Establishment folk like their constituents to be taken care of, be free of risk, remain docile and unquestioning. Any questioning would place front and center the unsustainable national debt, fiat currency, endless wars, gargantuan bureaucracy, and a populace dependent on public assistance and/or public services. Questioning might bring to mind the list of societies that disintegrated under the weight of those same events – from the Roman Empire to Venezuela.
So what appears to be different lately? The difference could be summarized by a couple of memes. One meme implies that government holds the responsibility for an individual’s well being; that government’s job is to do whatever it takes to provide all manner of services, since all services are rights. The other meme implies that government exists only to protect everyone’s life, liberty and property; everything else is each individual’s responsibility.
To be sure, today’s Washington DC is a very long way from returning to the nation the Founding Fathers intended. The military-crony capitalism-welfare state is still here. The national debt is still a distant blur in Congress’ collective mind. The Establishment folk are still sucking up gobs of tax money in salaries and benefits while they prance around “resisting.” It remains to be seen whether the corporation tax cut will result in more jobs or more bonuses. It remains to be seen if the economy grows sufficiently to make up for the tax cuts.
But progress can be seen in the slow shrinkage of the bureaucracy through attrition, efforts to awaken the nation’s dormant manufacturing, and promises in speeches of jobs not public-assistance. Let’s hope it is not too late for this nation to escape the fate of Rome. Let’s hope we are are able to fix what we broke, and not make debt and dependency our legacy to our grandchildren.
Here is a website worth mentioning, The Atlas Society. The “Atlas” part refers to Ayn Rand’s book, Atlas Shrugged. The website features lessons in Objectivism, readers’ tools to assist in the understanding of Rand’s books, commentary on a variety of subjects relating to the objectivist view, and events. Students and educators in conventional schools, as well as homeschoolers, could benefit from such information.
Objectivism, as presented by writer Ayn Rand, is not a household word these days, but should be at least understood.

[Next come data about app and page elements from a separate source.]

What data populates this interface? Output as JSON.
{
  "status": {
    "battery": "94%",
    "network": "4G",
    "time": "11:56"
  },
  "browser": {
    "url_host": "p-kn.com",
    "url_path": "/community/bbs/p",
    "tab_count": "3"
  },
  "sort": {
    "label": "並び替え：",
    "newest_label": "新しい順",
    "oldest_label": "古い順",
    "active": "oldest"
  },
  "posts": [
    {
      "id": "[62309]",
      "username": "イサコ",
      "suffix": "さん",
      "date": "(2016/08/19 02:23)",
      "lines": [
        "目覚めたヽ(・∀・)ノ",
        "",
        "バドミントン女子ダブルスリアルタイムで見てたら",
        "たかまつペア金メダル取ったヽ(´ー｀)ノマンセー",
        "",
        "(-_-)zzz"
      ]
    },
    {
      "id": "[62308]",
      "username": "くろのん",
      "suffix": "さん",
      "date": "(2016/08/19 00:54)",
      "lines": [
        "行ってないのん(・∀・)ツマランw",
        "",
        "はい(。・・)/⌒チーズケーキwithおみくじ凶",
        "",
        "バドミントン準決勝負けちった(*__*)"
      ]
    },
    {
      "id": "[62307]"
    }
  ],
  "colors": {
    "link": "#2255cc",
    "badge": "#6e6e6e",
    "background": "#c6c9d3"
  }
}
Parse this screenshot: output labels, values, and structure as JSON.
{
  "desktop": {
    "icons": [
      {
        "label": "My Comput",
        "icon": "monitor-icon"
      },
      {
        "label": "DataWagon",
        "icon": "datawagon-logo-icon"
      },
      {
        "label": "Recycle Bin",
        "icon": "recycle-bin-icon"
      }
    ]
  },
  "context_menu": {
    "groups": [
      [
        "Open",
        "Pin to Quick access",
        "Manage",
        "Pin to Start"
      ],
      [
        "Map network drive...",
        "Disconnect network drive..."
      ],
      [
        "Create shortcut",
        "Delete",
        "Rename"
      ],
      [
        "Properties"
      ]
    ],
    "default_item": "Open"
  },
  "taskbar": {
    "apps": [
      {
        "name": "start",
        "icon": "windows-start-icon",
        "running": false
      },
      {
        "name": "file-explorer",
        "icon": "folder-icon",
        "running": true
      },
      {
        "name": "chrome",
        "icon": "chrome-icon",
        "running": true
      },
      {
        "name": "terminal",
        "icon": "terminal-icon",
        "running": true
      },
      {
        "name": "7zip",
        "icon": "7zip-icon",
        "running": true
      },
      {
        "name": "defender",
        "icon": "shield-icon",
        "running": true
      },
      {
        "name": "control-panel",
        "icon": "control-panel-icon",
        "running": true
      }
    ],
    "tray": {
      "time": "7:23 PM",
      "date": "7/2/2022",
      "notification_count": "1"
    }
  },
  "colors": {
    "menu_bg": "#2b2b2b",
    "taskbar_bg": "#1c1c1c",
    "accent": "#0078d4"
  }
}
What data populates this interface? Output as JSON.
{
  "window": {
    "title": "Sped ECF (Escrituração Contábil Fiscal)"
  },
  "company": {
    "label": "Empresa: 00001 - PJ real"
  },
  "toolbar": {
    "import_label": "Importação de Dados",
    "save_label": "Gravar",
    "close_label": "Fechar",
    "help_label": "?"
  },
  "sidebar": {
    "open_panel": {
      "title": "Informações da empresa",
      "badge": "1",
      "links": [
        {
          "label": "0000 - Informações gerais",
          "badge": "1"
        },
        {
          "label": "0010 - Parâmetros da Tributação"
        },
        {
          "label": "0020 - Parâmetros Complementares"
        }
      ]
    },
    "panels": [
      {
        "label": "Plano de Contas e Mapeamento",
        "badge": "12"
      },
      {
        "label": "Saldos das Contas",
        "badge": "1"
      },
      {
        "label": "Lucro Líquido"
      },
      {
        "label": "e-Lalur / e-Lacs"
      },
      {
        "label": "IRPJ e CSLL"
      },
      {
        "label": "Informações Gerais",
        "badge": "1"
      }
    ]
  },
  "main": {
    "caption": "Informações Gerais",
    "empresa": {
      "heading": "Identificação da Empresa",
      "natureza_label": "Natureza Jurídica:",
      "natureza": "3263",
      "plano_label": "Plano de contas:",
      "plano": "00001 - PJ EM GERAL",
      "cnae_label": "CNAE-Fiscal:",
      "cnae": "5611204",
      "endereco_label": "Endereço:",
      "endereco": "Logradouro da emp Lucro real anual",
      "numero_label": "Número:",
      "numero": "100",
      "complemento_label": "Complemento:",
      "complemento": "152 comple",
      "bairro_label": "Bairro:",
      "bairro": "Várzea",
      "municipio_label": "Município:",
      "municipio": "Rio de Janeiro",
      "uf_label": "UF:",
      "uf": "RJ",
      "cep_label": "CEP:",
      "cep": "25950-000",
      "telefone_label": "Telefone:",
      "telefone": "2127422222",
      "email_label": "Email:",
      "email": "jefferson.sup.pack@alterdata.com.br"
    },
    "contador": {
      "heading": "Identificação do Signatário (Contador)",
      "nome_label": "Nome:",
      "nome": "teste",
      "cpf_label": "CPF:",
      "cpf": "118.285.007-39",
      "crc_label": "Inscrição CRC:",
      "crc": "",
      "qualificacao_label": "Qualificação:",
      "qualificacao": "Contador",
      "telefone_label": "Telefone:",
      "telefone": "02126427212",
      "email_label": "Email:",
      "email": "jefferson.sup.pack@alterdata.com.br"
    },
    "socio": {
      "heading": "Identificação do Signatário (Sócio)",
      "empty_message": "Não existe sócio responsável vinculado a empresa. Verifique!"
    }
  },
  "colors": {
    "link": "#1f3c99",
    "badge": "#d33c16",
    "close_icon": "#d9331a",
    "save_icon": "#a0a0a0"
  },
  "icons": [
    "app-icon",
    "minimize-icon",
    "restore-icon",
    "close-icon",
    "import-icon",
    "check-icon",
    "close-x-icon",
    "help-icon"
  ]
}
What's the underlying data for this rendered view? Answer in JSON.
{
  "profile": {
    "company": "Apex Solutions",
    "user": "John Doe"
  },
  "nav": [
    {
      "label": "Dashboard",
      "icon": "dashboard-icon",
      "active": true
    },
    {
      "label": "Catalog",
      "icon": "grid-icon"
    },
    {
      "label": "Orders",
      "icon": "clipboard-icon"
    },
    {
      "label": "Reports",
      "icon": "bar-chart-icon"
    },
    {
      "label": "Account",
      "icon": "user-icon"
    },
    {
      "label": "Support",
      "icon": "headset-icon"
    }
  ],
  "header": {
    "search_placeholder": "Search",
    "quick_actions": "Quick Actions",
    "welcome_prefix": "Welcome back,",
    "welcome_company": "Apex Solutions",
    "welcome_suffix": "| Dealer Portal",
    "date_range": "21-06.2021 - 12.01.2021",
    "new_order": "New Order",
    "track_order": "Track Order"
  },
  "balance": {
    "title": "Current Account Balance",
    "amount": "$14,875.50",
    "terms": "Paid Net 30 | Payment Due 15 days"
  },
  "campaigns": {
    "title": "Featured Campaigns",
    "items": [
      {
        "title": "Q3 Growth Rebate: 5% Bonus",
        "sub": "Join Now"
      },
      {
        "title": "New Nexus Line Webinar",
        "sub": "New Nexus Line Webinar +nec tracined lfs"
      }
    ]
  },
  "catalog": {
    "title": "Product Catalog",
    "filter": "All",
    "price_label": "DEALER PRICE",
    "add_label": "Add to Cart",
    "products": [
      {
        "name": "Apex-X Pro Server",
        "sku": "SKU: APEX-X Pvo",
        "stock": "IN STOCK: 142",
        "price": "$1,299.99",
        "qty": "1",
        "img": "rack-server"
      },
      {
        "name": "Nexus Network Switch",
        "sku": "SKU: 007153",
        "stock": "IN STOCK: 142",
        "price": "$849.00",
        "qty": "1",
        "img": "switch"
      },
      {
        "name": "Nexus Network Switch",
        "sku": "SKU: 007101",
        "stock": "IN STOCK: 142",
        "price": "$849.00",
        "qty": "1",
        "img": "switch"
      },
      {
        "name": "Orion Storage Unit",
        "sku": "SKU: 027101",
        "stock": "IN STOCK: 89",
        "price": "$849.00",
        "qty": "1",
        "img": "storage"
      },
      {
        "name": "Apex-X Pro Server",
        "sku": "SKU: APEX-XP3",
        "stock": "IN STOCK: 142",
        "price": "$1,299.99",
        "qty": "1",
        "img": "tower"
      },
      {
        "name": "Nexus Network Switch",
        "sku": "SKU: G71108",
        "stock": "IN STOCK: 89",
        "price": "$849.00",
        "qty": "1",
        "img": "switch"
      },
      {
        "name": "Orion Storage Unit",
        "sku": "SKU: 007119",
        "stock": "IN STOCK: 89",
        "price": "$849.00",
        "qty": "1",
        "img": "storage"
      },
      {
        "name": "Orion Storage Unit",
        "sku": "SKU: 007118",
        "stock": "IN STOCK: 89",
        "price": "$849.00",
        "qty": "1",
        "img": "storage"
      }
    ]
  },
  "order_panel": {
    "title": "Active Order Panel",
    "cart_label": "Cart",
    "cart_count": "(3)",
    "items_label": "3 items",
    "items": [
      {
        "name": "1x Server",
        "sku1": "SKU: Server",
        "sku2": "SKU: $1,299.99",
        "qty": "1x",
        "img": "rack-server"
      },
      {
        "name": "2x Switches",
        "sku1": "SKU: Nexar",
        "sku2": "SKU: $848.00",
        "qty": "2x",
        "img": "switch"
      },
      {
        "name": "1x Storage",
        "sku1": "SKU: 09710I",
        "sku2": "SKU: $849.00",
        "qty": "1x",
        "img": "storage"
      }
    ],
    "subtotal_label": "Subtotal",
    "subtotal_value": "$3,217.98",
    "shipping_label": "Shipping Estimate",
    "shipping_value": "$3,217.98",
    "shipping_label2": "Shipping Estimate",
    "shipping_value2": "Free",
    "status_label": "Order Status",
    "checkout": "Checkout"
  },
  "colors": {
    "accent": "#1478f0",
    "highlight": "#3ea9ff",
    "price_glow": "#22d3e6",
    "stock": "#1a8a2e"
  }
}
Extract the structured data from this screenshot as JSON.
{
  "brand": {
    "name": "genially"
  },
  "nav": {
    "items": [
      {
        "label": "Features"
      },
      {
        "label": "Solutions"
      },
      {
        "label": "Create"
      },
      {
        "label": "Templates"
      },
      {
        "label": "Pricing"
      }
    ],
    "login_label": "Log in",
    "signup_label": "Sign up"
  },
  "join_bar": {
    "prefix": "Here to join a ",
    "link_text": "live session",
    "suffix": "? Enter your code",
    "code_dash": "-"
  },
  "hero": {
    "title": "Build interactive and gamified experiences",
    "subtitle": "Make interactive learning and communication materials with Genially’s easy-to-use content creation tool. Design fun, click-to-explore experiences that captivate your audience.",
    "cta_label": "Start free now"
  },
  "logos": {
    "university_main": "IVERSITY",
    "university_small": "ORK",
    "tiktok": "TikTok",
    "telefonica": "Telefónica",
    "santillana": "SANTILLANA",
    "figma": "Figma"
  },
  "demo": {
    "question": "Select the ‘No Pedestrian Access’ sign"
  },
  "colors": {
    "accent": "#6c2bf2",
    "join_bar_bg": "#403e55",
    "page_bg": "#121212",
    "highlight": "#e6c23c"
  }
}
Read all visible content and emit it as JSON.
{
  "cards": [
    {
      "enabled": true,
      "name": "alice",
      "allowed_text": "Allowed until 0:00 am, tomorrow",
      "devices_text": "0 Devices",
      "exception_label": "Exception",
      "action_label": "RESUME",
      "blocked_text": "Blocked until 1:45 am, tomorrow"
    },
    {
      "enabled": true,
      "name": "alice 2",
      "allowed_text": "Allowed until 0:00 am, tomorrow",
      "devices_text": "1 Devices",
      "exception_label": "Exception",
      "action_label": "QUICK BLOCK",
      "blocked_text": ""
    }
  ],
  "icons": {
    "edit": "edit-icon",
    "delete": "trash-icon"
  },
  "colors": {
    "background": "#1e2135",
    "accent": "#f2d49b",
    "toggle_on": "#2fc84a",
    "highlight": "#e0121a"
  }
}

The Atlas Society describes objectivism as follows,
Objectivism is the philosophy of rational individualism founded by Ayn Rand (1905-1982). In novels such as The Fountainhead and Atlas Shrugged, Rand dramatized her ideal individual, the producer who lives by his own effort and does not give or receive the undeserved, who honors achievement and rejects envy. Rand laid out the details of her world-view in nonfiction books such as The Virtue of Selfishness and Capitalism: The Unknown Ideal.
Today, politicians and advocates for a plethora of special interests continually call for greater taxation to support social programs and projects that for the most part discourage the practice of objectivism. Words like “equity,” “social justice,” and “inclusivity,” so prevalent in today’s vocabulary, would leave individualists like John Stuart Mill or Thomas Jefferson befuddled. Adam Smith, the father of free-market capitalism, would be equally perplexed with the terms “crony capitalism” or “corporate welfare.” Ayn Rand, were she alive today, would probably simply admonish us all with an “I told you so.”
However, just as big-government people worked to main stream their ideas, so can small-government, objectivist-leaning individualists work at spreading theirs. Returning the nation towards a path that encourages the self-directed true producer, not coddles the unhappy dependent, could easily start with just voting NO on proposals that “feed the beast” with workers’ hard-earned cash.